### [PROBLEM REQUIREMENTS]
Write only the number of lines in the entries below that contain the string "icon".

--- SUPPLIED RECORDS ---

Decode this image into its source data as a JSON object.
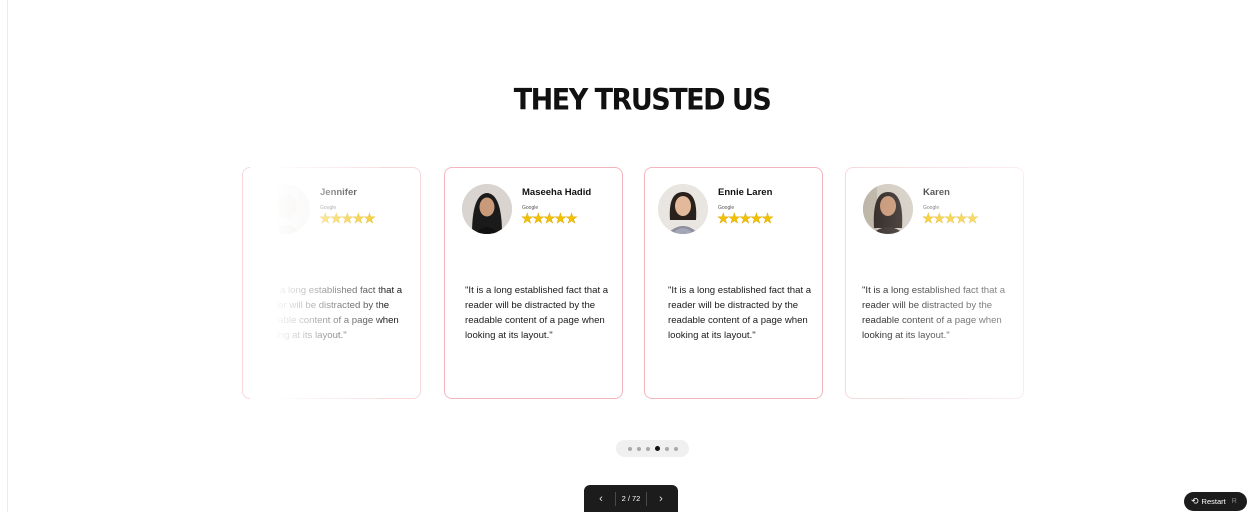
{
  "section": {
    "title": "THEY TRUSTED US"
  },
  "testimonials": [
    {
      "name": "Jennifer",
      "source": "Google",
      "rating": 5,
      "stars": "★★★★★",
      "quote": "\"It is a long established fact that a reader will be distracted by the readable content of a page when looking at its layout.\""
    },
    {
      "name": "Maseeha Hadid",
      "source": "Google",
      "rating": 5,
      "stars": "★★★★★",
      "quote": "\"It is a long established fact that a reader will be distracted by the readable content of a page when looking at its layout.\""
    },
    {
      "name": "Ennie Laren",
      "source": "Google",
      "rating": 5,
      "stars": "★★★★★",
      "quote": "\"It is a long established fact that a reader will be distracted by the readable content of a page when looking at its layout.\""
    },
    {
      "name": "Karen",
      "source": "Google",
      "rating": 5,
      "stars": "★★★★★",
      "quote": "\"It is a long established fact that a reader will be distracted by the readable content of a page when looking at its layout.\""
    }
  ],
  "carousel_dots": {
    "count": 6,
    "active_index": 3
  },
  "pager": {
    "prev_icon": "chevron-left-icon",
    "next_icon": "chevron-right-icon",
    "prev_glyph": "‹",
    "next_glyph": "›",
    "counter": "2 / 72"
  },
  "restart": {
    "label": "Restart",
    "key": "R",
    "icon": "restart-icon",
    "glyph": "⟲"
  },
  "colors": {
    "card_border": "#f3b6bd",
    "star": "#f2c200",
    "dark_control": "#1c1c1c"
  }
}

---

### [RESULT]
3